The words on the left do not seem immediately useful here, so the primary focus should be on the right column. Each line here seems to be made up of two parts, so we probably want to find the connection between each pair.
Playing around with synonyms, one should eventually find that the first term in each pair represents a word that sounds like individual letters said out loud. For instance, "plant" can be IVY which sounds like the letters I and V, and "sleazy" can be SEEDY, sounding like CD. The title supports this theme in that we are enunciating letters by saying the word aloud, and the tacked on Y to "Enunciate-y" makes it also have this property, sounding like the letters NNCAT (with enough of a drawl).
With this in mind, we can then see the second term in each pair describes a word that almost contains the letters extracted by pronunciation of the first term. e.g. "Fish" can be COD, which spelled aloud is "C, O, D", or almost "CD" (for "sleazy"). Knowing this we can work out each pair working either forward or backward. In each case the second term has one extra letter than those spelled by the first. Altogether we get:
Clearly each braced set provides letters that spell out a new word. We can now treat these as the second terms in each of five new pairs of words, where the first terms come from those provided in the left column of the puzzle. That is, we have five new pairs "paper horn", "sicken mate", "element noise", "loathsome agrees", and "number pet".
Giving them the same treatment as before, we find the appropriate synonyms:
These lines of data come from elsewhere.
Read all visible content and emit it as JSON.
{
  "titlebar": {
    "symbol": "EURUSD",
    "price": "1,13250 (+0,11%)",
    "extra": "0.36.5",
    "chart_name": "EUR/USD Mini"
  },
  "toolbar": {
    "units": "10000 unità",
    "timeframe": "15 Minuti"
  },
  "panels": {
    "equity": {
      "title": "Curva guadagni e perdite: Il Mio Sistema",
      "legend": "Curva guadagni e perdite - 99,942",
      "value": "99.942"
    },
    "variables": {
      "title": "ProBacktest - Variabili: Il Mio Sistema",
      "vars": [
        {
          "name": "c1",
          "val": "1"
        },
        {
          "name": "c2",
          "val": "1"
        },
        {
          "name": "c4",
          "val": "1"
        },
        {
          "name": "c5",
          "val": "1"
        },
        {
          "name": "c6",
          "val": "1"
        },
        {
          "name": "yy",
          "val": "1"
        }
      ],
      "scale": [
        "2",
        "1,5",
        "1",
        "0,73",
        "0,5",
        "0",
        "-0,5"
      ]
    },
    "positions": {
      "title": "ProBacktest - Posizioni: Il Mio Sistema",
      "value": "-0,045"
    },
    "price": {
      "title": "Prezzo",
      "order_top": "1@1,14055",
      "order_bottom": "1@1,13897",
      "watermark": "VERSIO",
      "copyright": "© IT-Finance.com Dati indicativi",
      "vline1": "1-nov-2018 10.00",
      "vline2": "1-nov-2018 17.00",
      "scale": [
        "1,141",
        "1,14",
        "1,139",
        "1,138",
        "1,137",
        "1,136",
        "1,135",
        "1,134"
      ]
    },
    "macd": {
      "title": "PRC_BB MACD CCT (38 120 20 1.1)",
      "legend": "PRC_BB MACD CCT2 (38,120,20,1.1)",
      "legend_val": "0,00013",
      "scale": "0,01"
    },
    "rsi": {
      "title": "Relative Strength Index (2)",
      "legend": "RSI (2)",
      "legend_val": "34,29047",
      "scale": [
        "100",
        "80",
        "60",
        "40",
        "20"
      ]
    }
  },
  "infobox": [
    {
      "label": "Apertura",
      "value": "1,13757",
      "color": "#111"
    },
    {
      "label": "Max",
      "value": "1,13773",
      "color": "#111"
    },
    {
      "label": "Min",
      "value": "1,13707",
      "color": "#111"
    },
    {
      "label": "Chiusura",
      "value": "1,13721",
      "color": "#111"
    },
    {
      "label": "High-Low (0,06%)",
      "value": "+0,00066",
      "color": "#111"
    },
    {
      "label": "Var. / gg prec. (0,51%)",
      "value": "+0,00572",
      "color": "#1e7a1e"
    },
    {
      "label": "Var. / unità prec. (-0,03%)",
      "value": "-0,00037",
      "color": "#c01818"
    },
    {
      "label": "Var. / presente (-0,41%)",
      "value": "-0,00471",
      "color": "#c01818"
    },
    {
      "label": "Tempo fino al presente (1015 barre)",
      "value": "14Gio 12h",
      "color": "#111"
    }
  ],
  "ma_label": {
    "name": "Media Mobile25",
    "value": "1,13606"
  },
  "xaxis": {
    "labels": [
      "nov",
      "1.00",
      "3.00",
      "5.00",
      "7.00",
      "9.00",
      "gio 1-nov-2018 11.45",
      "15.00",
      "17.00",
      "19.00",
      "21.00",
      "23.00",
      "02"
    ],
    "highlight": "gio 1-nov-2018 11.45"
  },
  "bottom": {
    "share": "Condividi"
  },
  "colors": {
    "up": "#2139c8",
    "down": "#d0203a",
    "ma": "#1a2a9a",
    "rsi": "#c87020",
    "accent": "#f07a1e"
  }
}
These new extracted letters give XPDNC. This doesn't look like a word, but saying the letters out loud gives us the answer: EXPEDIENCY. As well as being one of the longer words that can be "spelled out" in this way, expediency is often the excuse used by those who opt for phonetic spellings over the correct forms of words in text messages etc.
|The answer is: expediency|